Dataset records =>
..........

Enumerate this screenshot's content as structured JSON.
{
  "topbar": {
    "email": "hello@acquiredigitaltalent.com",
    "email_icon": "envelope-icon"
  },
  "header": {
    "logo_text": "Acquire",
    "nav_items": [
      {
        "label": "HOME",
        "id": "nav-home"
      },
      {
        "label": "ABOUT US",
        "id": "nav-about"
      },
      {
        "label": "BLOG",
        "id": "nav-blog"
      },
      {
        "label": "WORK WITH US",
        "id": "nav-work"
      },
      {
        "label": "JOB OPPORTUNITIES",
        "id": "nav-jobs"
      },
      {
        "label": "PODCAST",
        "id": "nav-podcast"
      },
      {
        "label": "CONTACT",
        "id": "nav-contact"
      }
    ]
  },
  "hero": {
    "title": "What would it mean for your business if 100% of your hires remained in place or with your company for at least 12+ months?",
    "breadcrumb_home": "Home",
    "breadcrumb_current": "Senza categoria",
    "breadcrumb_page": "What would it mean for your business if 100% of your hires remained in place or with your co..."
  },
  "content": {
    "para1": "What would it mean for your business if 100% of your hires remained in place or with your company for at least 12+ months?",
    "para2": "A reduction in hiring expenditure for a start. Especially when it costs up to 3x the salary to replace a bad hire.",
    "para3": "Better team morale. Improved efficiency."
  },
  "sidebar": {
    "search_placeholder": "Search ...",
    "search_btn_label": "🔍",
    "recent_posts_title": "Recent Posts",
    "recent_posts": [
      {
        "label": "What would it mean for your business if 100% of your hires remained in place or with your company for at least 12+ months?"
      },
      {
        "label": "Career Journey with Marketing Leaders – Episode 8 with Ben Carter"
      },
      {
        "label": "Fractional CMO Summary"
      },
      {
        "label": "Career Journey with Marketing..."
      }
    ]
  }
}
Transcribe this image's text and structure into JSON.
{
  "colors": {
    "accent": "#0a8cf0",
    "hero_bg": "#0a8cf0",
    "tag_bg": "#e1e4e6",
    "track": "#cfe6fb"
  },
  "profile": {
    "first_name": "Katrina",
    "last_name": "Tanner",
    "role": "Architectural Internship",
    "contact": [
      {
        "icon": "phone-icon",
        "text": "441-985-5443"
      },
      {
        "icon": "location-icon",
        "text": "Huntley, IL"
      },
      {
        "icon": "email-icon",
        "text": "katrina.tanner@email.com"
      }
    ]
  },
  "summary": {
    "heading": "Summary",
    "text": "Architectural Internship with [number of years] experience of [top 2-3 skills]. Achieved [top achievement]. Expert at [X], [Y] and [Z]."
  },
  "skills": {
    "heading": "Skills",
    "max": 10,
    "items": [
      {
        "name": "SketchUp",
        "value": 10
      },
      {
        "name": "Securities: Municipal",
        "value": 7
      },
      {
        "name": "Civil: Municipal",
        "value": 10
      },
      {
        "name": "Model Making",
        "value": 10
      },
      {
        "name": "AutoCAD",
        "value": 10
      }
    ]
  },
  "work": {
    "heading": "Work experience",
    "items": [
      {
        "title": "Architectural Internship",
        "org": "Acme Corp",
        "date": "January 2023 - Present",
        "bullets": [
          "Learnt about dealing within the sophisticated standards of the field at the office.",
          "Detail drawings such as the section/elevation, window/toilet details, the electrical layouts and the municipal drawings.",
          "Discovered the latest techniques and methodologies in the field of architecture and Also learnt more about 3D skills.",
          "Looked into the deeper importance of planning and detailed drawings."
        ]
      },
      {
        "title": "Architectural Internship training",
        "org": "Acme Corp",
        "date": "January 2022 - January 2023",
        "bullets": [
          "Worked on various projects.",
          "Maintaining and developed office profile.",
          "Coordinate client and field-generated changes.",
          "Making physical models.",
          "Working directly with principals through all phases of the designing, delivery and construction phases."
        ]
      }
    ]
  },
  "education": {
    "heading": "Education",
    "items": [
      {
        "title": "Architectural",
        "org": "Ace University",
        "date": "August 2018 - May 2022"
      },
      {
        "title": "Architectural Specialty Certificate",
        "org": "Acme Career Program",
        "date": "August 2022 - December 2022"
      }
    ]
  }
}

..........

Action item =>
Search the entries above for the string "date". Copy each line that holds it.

Result of the task =>
        "date": "January 2023 - Present",
        "date": "January 2022 - January 2023",
        "date": "August 2018 - May 2022"
        "date": "August 2022 - December 2022"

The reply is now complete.